▸ **ACTIVITY**: Scan the entries below for the word "from" and copy every line where it turns up.
+===+
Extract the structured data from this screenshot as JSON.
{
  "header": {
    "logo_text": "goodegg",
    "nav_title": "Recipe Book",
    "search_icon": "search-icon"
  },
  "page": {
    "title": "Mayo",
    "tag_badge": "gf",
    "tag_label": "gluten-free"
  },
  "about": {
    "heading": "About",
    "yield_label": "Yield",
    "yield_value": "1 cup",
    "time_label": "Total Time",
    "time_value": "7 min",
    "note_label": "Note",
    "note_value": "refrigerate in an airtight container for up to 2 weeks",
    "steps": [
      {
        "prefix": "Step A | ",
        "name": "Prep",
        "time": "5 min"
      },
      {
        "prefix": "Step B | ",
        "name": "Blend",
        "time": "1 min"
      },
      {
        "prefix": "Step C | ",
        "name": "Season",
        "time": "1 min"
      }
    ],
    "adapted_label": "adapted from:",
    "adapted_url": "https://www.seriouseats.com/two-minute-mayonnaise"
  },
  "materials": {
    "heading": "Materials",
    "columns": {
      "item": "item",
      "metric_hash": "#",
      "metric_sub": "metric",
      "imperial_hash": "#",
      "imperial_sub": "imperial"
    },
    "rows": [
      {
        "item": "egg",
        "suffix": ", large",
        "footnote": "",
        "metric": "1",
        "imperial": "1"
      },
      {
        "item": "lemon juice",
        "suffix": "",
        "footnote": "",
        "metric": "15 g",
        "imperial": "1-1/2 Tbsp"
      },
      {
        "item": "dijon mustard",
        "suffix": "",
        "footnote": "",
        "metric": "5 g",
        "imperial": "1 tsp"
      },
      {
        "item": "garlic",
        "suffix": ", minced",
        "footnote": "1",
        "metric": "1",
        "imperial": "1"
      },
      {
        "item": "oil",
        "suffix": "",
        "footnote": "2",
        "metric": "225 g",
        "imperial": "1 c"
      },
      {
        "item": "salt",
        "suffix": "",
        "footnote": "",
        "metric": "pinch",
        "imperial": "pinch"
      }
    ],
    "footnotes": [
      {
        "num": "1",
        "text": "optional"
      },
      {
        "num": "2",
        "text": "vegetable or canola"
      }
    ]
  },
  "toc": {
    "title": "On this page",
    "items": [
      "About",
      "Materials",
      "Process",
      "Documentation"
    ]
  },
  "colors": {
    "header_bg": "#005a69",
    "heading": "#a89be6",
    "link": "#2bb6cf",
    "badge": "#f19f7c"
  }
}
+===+
▸ **SOLUTION FOR THIS PROBLEM**:
Extract the structured data from this screenshot as JSON.
    "adapted_label": "adapted from:",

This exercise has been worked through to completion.